Reproduce the entries exactly. Omit none of them.

[Given records — start]

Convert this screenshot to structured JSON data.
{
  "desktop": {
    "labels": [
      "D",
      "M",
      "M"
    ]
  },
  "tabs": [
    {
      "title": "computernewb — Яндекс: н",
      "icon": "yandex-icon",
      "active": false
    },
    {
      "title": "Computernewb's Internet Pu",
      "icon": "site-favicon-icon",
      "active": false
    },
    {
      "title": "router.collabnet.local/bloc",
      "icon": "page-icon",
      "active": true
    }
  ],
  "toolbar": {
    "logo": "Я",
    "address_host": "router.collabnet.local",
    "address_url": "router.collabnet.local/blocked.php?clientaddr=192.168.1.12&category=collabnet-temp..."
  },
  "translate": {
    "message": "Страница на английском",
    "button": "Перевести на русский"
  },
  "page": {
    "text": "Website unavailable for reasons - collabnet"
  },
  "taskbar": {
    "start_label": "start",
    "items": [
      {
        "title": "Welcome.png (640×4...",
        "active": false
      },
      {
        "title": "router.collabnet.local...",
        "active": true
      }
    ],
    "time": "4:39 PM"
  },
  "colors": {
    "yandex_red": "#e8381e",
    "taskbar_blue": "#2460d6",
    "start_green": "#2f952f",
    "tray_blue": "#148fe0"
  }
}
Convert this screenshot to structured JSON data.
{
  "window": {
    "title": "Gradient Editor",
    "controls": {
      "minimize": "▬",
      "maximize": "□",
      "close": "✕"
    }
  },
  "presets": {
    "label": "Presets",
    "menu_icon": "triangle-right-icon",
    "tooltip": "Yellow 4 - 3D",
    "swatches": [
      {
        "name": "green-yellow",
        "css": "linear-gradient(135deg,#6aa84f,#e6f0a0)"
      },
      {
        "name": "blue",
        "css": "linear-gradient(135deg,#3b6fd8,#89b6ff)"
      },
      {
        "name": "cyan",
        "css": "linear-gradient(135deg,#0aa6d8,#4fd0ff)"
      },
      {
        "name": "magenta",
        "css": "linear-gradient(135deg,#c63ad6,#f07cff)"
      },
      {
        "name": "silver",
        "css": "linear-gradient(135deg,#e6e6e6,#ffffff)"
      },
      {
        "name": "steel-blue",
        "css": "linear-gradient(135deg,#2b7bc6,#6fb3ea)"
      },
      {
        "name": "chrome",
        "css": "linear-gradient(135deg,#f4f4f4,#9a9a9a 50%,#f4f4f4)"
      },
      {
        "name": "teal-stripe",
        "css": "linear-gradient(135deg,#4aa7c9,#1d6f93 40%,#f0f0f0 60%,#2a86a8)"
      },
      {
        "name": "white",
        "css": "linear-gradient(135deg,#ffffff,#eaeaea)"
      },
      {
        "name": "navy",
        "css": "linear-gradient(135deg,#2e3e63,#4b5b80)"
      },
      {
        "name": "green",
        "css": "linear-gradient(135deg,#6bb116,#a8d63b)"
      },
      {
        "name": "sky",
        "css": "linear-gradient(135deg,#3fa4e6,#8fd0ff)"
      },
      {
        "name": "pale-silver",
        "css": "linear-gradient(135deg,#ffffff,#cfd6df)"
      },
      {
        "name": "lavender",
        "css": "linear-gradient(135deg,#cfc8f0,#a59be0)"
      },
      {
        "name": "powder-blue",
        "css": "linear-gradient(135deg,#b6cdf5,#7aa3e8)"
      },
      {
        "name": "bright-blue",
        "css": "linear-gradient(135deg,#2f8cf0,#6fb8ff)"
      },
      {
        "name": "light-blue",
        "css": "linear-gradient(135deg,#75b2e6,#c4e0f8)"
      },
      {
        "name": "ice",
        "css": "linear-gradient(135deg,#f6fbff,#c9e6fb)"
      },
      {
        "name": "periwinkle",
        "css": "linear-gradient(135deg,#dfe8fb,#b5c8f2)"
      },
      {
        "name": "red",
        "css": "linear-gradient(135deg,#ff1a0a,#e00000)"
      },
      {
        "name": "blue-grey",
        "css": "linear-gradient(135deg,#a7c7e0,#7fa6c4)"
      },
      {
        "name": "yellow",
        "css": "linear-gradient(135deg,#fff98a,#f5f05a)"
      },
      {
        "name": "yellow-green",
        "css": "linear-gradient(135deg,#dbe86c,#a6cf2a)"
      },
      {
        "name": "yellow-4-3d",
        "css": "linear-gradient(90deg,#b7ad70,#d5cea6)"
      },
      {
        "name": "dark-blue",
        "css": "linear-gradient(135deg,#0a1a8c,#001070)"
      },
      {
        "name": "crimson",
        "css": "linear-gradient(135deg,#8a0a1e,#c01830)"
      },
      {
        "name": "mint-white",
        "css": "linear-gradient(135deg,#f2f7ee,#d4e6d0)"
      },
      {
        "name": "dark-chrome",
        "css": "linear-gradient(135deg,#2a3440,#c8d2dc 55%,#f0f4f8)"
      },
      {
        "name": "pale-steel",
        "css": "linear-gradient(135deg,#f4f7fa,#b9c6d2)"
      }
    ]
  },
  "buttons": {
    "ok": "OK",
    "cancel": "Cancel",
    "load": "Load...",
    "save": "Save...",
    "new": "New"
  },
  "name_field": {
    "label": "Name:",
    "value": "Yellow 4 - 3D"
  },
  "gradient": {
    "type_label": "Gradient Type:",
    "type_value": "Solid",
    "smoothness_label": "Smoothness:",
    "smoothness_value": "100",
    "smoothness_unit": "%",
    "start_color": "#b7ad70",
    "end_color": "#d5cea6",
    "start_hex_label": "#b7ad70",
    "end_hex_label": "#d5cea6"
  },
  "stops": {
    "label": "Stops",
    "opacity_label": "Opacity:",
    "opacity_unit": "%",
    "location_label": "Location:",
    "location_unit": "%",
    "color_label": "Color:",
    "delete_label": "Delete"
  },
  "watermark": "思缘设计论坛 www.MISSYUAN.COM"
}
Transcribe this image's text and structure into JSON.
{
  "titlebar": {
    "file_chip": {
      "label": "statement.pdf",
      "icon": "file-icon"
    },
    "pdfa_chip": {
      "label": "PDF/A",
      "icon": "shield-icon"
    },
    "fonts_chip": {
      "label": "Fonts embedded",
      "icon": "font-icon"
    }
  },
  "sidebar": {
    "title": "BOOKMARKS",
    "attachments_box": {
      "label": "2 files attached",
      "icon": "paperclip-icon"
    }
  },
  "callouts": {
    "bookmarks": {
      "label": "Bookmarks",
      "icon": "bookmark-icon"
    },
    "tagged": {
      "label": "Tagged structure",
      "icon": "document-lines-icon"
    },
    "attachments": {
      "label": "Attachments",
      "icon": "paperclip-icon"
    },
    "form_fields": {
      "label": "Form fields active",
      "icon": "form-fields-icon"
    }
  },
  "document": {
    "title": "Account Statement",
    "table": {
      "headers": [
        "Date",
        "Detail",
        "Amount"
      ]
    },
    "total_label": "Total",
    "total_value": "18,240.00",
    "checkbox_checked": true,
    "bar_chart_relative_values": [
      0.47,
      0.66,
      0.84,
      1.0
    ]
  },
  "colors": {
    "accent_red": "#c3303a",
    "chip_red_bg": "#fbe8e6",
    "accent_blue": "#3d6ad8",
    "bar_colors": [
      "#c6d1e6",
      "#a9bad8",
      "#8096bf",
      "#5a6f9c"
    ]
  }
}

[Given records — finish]

Reply:
Convert this screenshot to structured JSON data.
{
  "desktop": {
    "labels": [
      "D",
      "M",
      "M"
    ]
  },
  "tabs": [
    {
      "title": "computernewb — Яндекс: н",
      "icon": "yandex-icon",
      "active": false
    },
    {
      "title": "Computernewb's Internet Pu",
      "icon": "site-favicon-icon",
      "active": false
    },
    {
      "title": "router.collabnet.local/bloc",
      "icon": "page-icon",
      "active": true
    }
  ],
  "toolbar": {
    "logo": "Я",
    "address_host": "router.collabnet.local",
    "address_url": "router.collabnet.local/blocked.php?clientaddr=192.168.1.12&category=collabnet-temp..."
  },
  "translate": {
    "message": "Страница на английском",
    "button": "Перевести на русский"
  },
  "page": {
    "text": "Website unavailable for reasons - collabnet"
  },
  "taskbar": {
    "start_label": "start",
    "items": [
      {
        "title": "Welcome.png (640×4...",
        "active": false
      },
      {
        "title": "router.collabnet.local...",
        "active": true
      }
    ],
    "time": "4:39 PM"
  },
  "colors": {
    "yandex_red": "#e8381e",
    "taskbar_blue": "#2460d6",
    "start_green": "#2f952f",
    "tray_blue": "#148fe0"
  }
}
Convert this screenshot to structured JSON data.
{
  "window": {
    "title": "Gradient Editor",
    "controls": {
      "minimize": "▬",
      "maximize": "□",
      "close": "✕"
    }
  },
  "presets": {
    "label": "Presets",
    "menu_icon": "triangle-right-icon",
    "tooltip": "Yellow 4 - 3D",
    "swatches": [
      {
        "name": "green-yellow",
        "css": "linear-gradient(135deg,#6aa84f,#e6f0a0)"
      },
      {
        "name": "blue",
        "css": "linear-gradient(135deg,#3b6fd8,#89b6ff)"
      },
      {
        "name": "cyan",
        "css": "linear-gradient(135deg,#0aa6d8,#4fd0ff)"
      },
      {
        "name": "magenta",
        "css": "linear-gradient(135deg,#c63ad6,#f07cff)"
      },
      {
        "name": "silver",
        "css": "linear-gradient(135deg,#e6e6e6,#ffffff)"
      },
      {
        "name": "steel-blue",
        "css": "linear-gradient(135deg,#2b7bc6,#6fb3ea)"
      },
      {
        "name": "chrome",
        "css": "linear-gradient(135deg,#f4f4f4,#9a9a9a 50%,#f4f4f4)"
      },
      {
        "name": "teal-stripe",
        "css": "linear-gradient(135deg,#4aa7c9,#1d6f93 40%,#f0f0f0 60%,#2a86a8)"
      },
      {
        "name": "white",
        "css": "linear-gradient(135deg,#ffffff,#eaeaea)"
      },
      {
        "name": "navy",
        "css": "linear-gradient(135deg,#2e3e63,#4b5b80)"
      },
      {
        "name": "green",
        "css": "linear-gradient(135deg,#6bb116,#a8d63b)"
      },
      {
        "name": "sky",
        "css": "linear-gradient(135deg,#3fa4e6,#8fd0ff)"
      },
      {
        "name": "pale-silver",
        "css": "linear-gradient(135deg,#ffffff,#cfd6df)"
      },
      {
        "name": "lavender",
        "css": "linear-gradient(135deg,#cfc8f0,#a59be0)"
      },
      {
        "name": "powder-blue",
        "css": "linear-gradient(135deg,#b6cdf5,#7aa3e8)"
      },
      {
        "name": "bright-blue",
        "css": "linear-gradient(135deg,#2f8cf0,#6fb8ff)"
      },
      {
        "name": "light-blue",
        "css": "linear-gradient(135deg,#75b2e6,#c4e0f8)"
      },
      {
        "name": "ice",
        "css": "linear-gradient(135deg,#f6fbff,#c9e6fb)"
      },
      {
        "name": "periwinkle",
        "css": "linear-gradient(135deg,#dfe8fb,#b5c8f2)"
      },
      {
        "name": "red",
        "css": "linear-gradient(135deg,#ff1a0a,#e00000)"
      },
      {
        "name": "blue-grey",
        "css": "linear-gradient(135deg,#a7c7e0,#7fa6c4)"
      },
      {
        "name": "yellow",
        "css": "linear-gradient(135deg,#fff98a,#f5f05a)"
      },
      {
        "name": "yellow-green",
        "css": "linear-gradient(135deg,#dbe86c,#a6cf2a)"
      },
      {
        "name": "yellow-4-3d",
        "css": "linear-gradient(90deg,#b7ad70,#d5cea6)"
      },
      {
        "name": "dark-blue",
        "css": "linear-gradient(135deg,#0a1a8c,#001070)"
      },
      {
        "name": "crimson",
        "css": "linear-gradient(135deg,#8a0a1e,#c01830)"
      },
      {
        "name": "mint-white",
        "css": "linear-gradient(135deg,#f2f7ee,#d4e6d0)"
      },
      {
        "name": "dark-chrome",
        "css": "linear-gradient(135deg,#2a3440,#c8d2dc 55%,#f0f4f8)"
      },
      {
        "name": "pale-steel",
        "css": "linear-gradient(135deg,#f4f7fa,#b9c6d2)"
      }
    ]
  },
  "buttons": {
    "ok": "OK",
    "cancel": "Cancel",
    "load": "Load...",
    "save": "Save...",
    "new": "New"
  },
  "name_field": {
    "label": "Name:",
    "value": "Yellow 4 - 3D"
  },
  "gradient": {
    "type_label": "Gradient Type:",
    "type_value": "Solid",
    "smoothness_label": "Smoothness:",
    "smoothness_value": "100",
    "smoothness_unit": "%",
    "start_color": "#b7ad70",
    "end_color": "#d5cea6",
    "start_hex_label": "#b7ad70",
    "end_hex_label": "#d5cea6"
  },
  "stops": {
    "label": "Stops",
    "opacity_label": "Opacity:",
    "opacity_unit": "%",
    "location_label": "Location:",
    "location_unit": "%",
    "color_label": "Color:",
    "delete_label": "Delete"
  },
  "watermark": "思缘设计论坛 www.MISSYUAN.COM"
}
Transcribe this image's text and structure into JSON.
{
  "titlebar": {
    "file_chip": {
      "label": "statement.pdf",
      "icon": "file-icon"
    },
    "pdfa_chip": {
      "label": "PDF/A",
      "icon": "shield-icon"
    },
    "fonts_chip": {
      "label": "Fonts embedded",
      "icon": "font-icon"
    }
  },
  "sidebar": {
    "title": "BOOKMARKS",
    "attachments_box": {
      "label": "2 files attached",
      "icon": "paperclip-icon"
    }
  },
  "callouts": {
    "bookmarks": {
      "label": "Bookmarks",
      "icon": "bookmark-icon"
    },
    "tagged": {
      "label": "Tagged structure",
      "icon": "document-lines-icon"
    },
    "attachments": {
      "label": "Attachments",
      "icon": "paperclip-icon"
    },
    "form_fields": {
      "label": "Form fields active",
      "icon": "form-fields-icon"
    }
  },
  "document": {
    "title": "Account Statement",
    "table": {
      "headers": [
        "Date",
        "Detail",
        "Amount"
      ]
    },
    "total_label": "Total",
    "total_value": "18,240.00",
    "checkbox_checked": true,
    "bar_chart_relative_values": [
      0.47,
      0.66,
      0.84,
      1.0
    ]
  },
  "colors": {
    "accent_red": "#c3303a",
    "chip_red_bg": "#fbe8e6",
    "accent_blue": "#3d6ad8",
    "bar_colors": [
      "#c6d1e6",
      "#a9bad8",
      "#8096bf",
      "#5a6f9c"
    ]
  }
}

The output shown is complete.